| REQUIRED WORK |
Reproduce the entries that follow verbatim, down to the final line.

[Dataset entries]
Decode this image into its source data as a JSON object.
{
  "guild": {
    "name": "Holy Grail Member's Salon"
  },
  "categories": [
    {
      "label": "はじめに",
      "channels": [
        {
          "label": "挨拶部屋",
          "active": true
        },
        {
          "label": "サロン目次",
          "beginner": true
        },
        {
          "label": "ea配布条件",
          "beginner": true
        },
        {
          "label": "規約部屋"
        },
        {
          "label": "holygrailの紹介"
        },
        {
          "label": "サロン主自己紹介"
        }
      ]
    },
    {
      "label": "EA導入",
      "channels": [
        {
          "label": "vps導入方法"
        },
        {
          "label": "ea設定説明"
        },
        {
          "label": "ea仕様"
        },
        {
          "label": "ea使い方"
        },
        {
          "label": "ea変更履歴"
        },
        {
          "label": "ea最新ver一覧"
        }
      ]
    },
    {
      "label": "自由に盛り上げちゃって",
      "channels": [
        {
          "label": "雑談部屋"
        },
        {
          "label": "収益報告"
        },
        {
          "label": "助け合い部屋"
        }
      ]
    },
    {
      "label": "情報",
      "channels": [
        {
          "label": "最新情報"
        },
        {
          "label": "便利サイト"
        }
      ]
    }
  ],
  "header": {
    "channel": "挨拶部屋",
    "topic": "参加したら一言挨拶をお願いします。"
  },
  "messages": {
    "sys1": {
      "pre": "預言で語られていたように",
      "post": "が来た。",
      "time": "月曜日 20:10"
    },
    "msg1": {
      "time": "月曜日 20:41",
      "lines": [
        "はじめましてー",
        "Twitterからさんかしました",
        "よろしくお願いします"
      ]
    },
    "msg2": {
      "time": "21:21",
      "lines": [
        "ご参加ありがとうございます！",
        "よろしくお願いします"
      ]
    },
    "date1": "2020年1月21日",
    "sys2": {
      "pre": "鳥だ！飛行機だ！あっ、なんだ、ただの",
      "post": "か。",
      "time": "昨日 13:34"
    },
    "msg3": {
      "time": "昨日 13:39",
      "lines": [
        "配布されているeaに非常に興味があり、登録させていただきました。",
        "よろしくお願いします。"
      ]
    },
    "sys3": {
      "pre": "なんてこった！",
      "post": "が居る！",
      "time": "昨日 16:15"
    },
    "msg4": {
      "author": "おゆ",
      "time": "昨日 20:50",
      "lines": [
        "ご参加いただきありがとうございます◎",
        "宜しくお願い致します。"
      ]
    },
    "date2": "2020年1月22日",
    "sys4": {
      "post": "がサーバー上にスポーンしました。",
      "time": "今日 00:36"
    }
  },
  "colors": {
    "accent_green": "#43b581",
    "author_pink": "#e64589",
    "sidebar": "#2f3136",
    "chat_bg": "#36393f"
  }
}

| EXERCISE OUTPUT |
Decode this image into its source data as a JSON object.
{
  "guild": {
    "name": "Holy Grail Member's Salon"
  },
  "categories": [
    {
      "label": "はじめに",
      "channels": [
        {
          "label": "挨拶部屋",
          "active": true
        },
        {
          "label": "サロン目次",
          "beginner": true
        },
        {
          "label": "ea配布条件",
          "beginner": true
        },
        {
          "label": "規約部屋"
        },
        {
          "label": "holygrailの紹介"
        },
        {
          "label": "サロン主自己紹介"
        }
      ]
    },
    {
      "label": "EA導入",
      "channels": [
        {
          "label": "vps導入方法"
        },
        {
          "label": "ea設定説明"
        },
        {
          "label": "ea仕様"
        },
        {
          "label": "ea使い方"
        },
        {
          "label": "ea変更履歴"
        },
        {
          "label": "ea最新ver一覧"
        }
      ]
    },
    {
      "label": "自由に盛り上げちゃって",
      "channels": [
        {
          "label": "雑談部屋"
        },
        {
          "label": "収益報告"
        },
        {
          "label": "助け合い部屋"
        }
      ]
    },
    {
      "label": "情報",
      "channels": [
        {
          "label": "最新情報"
        },
        {
          "label": "便利サイト"
        }
      ]
    }
  ],
  "header": {
    "channel": "挨拶部屋",
    "topic": "参加したら一言挨拶をお願いします。"
  },
  "messages": {
    "sys1": {
      "pre": "預言で語られていたように",
      "post": "が来た。",
      "time": "月曜日 20:10"
    },
    "msg1": {
      "time": "月曜日 20:41",
      "lines": [
        "はじめましてー",
        "Twitterからさんかしました",
        "よろしくお願いします"
      ]
    },
    "msg2": {
      "time": "21:21",
      "lines": [
        "ご参加ありがとうございます！",
        "よろしくお願いします"
      ]
    },
    "date1": "2020年1月21日",
    "sys2": {
      "pre": "鳥だ！飛行機だ！あっ、なんだ、ただの",
      "post": "か。",
      "time": "昨日 13:34"
    },
    "msg3": {
      "time": "昨日 13:39",
      "lines": [
        "配布されているeaに非常に興味があり、登録させていただきました。",
        "よろしくお願いします。"
      ]
    },
    "sys3": {
      "pre": "なんてこった！",
      "post": "が居る！",
      "time": "昨日 16:15"
    },
    "msg4": {
      "author": "おゆ",
      "time": "昨日 20:50",
      "lines": [
        "ご参加いただきありがとうございます◎",
        "宜しくお願い致します。"
      ]
    },
    "date2": "2020年1月22日",
    "sys4": {
      "post": "がサーバー上にスポーンしました。",
      "time": "今日 00:36"
    }
  },
  "colors": {
    "accent_green": "#43b581",
    "author_pink": "#e64589",
    "sidebar": "#2f3136",
    "chat_bg": "#36393f"
  }
}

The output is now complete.